Below are records; count the lines that contain "Landscape" and give only the total.
══ The records
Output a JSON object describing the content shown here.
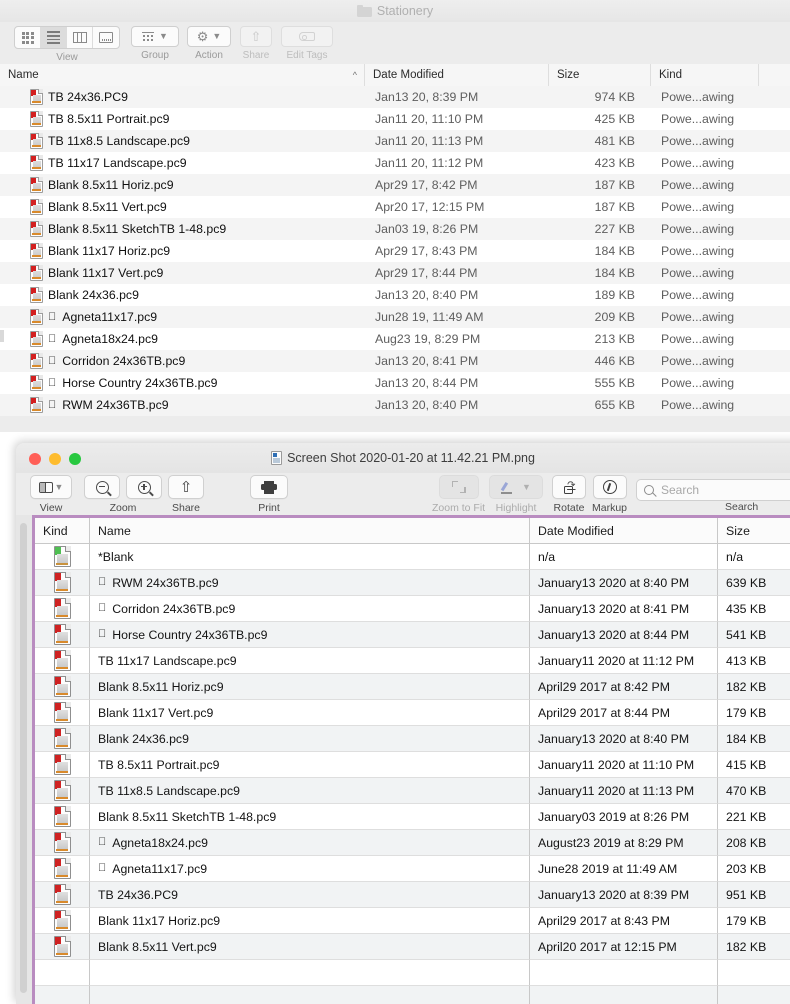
{
  "finder": {
    "title": "Stationery",
    "toolbar": {
      "view_label": "View",
      "group_label": "Group",
      "action_label": "Action",
      "share_label": "Share",
      "edit_tags_label": "Edit Tags"
    },
    "columns": [
      "Name",
      "Date Modified",
      "Size",
      "Kind"
    ],
    "sort_indicator": "^",
    "rows": [
      {
        "name": "TB 24x36.PC9",
        "apple": false,
        "date": "Jan13 20, 8:39 PM",
        "size": "974 KB",
        "kind": "Powe...awing"
      },
      {
        "name": "TB 8.5x11 Portrait.pc9",
        "apple": false,
        "date": "Jan11 20, 11:10 PM",
        "size": "425 KB",
        "kind": "Powe...awing"
      },
      {
        "name": "TB 11x8.5 Landscape.pc9",
        "apple": false,
        "date": "Jan11 20, 11:13 PM",
        "size": "481 KB",
        "kind": "Powe...awing"
      },
      {
        "name": "TB 11x17 Landscape.pc9",
        "apple": false,
        "date": "Jan11 20, 11:12 PM",
        "size": "423 KB",
        "kind": "Powe...awing"
      },
      {
        "name": "Blank  8.5x11 Horiz.pc9",
        "apple": false,
        "date": "Apr29 17, 8:42 PM",
        "size": "187 KB",
        "kind": "Powe...awing"
      },
      {
        "name": "Blank  8.5x11 Vert.pc9",
        "apple": false,
        "date": "Apr20 17, 12:15 PM",
        "size": "187 KB",
        "kind": "Powe...awing"
      },
      {
        "name": "Blank 8.5x11 SketchTB 1-48.pc9",
        "apple": false,
        "date": "Jan03 19, 8:26 PM",
        "size": "227 KB",
        "kind": "Powe...awing"
      },
      {
        "name": "Blank 11x17 Horiz.pc9",
        "apple": false,
        "date": "Apr29 17, 8:43 PM",
        "size": "184 KB",
        "kind": "Powe...awing"
      },
      {
        "name": "Blank 11x17 Vert.pc9",
        "apple": false,
        "date": "Apr29 17, 8:44 PM",
        "size": "184 KB",
        "kind": "Powe...awing"
      },
      {
        "name": "Blank 24x36.pc9",
        "apple": false,
        "date": "Jan13 20, 8:40 PM",
        "size": "189 KB",
        "kind": "Powe...awing"
      },
      {
        "name": "Agneta11x17.pc9",
        "apple": true,
        "date": "Jun28 19, 11:49 AM",
        "size": "209 KB",
        "kind": "Powe...awing"
      },
      {
        "name": "Agneta18x24.pc9",
        "apple": true,
        "date": "Aug23 19, 8:29 PM",
        "size": "213 KB",
        "kind": "Powe...awing"
      },
      {
        "name": "Corridon 24x36TB.pc9",
        "apple": true,
        "date": "Jan13 20, 8:41 PM",
        "size": "446 KB",
        "kind": "Powe...awing"
      },
      {
        "name": "Horse Country 24x36TB.pc9",
        "apple": true,
        "date": "Jan13 20, 8:44 PM",
        "size": "555 KB",
        "kind": "Powe...awing"
      },
      {
        "name": "RWM 24x36TB.pc9",
        "apple": true,
        "date": "Jan13 20, 8:40 PM",
        "size": "655 KB",
        "kind": "Powe...awing"
      }
    ]
  },
  "preview": {
    "title": "Screen Shot 2020-01-20 at 11.42.21 PM.png",
    "toolbar": {
      "view_label": "View",
      "zoom_label": "Zoom",
      "share_label": "Share",
      "print_label": "Print",
      "zoom_to_fit_label": "Zoom to Fit",
      "highlight_label": "Highlight",
      "rotate_label": "Rotate",
      "markup_label": "Markup",
      "search_label": "Search"
    },
    "search": {
      "value": "",
      "placeholder": "Search"
    },
    "window_controls": {
      "close": "#ff5f57",
      "minimize": "#febc2e",
      "zoom": "#28c840"
    }
  },
  "image_table": {
    "columns": [
      "Kind",
      "Name",
      "Date Modified",
      "Size"
    ],
    "rows": [
      {
        "name": "*Blank",
        "apple": false,
        "green": true,
        "date": "n/a",
        "size": "n/a"
      },
      {
        "name": "RWM 24x36TB.pc9",
        "apple": true,
        "green": false,
        "date": "January13 2020 at 8:40 PM",
        "size": "639 KB"
      },
      {
        "name": "Corridon 24x36TB.pc9",
        "apple": true,
        "green": false,
        "date": "January13 2020 at 8:41 PM",
        "size": "435 KB"
      },
      {
        "name": "Horse Country 24x36TB.pc9",
        "apple": true,
        "green": false,
        "date": "January13 2020 at 8:44 PM",
        "size": "541 KB"
      },
      {
        "name": " TB 11x17 Landscape.pc9",
        "apple": false,
        "green": false,
        "date": "January11 2020 at 11:12 PM",
        "size": "413 KB"
      },
      {
        "name": "Blank  8.5x11 Horiz.pc9",
        "apple": false,
        "green": false,
        "date": "April29 2017 at 8:42 PM",
        "size": "182 KB"
      },
      {
        "name": "Blank 11x17 Vert.pc9",
        "apple": false,
        "green": false,
        "date": "April29 2017 at 8:44 PM",
        "size": "179 KB"
      },
      {
        "name": "Blank 24x36.pc9",
        "apple": false,
        "green": false,
        "date": "January13 2020 at 8:40 PM",
        "size": "184 KB"
      },
      {
        "name": " TB 8.5x11 Portrait.pc9",
        "apple": false,
        "green": false,
        "date": "January11 2020 at 11:10 PM",
        "size": "415 KB"
      },
      {
        "name": " TB 11x8.5 Landscape.pc9",
        "apple": false,
        "green": false,
        "date": "January11 2020 at 11:13 PM",
        "size": "470 KB"
      },
      {
        "name": "Blank 8.5x11 SketchTB 1-48.pc9",
        "apple": false,
        "green": false,
        "date": "January03 2019 at 8:26 PM",
        "size": "221 KB"
      },
      {
        "name": "Agneta18x24.pc9",
        "apple": true,
        "green": false,
        "date": "August23 2019 at 8:29 PM",
        "size": "208 KB"
      },
      {
        "name": "Agneta11x17.pc9",
        "apple": true,
        "green": false,
        "date": "June28 2019 at 11:49 AM",
        "size": "203 KB"
      },
      {
        "name": " TB 24x36.PC9",
        "apple": false,
        "green": false,
        "date": "January13 2020 at 8:39 PM",
        "size": "951 KB"
      },
      {
        "name": "Blank 11x17 Horiz.pc9",
        "apple": false,
        "green": false,
        "date": "April29 2017 at 8:43 PM",
        "size": "179 KB"
      },
      {
        "name": "Blank  8.5x11 Vert.pc9",
        "apple": false,
        "green": false,
        "date": "April20 2017 at 12:15 PM",
        "size": "182 KB"
      },
      {
        "name": "",
        "apple": false,
        "green": false,
        "date": "",
        "size": ""
      },
      {
        "name": "",
        "apple": false,
        "green": false,
        "date": "",
        "size": ""
      }
    ]
  }
}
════
Response to this exercise:
4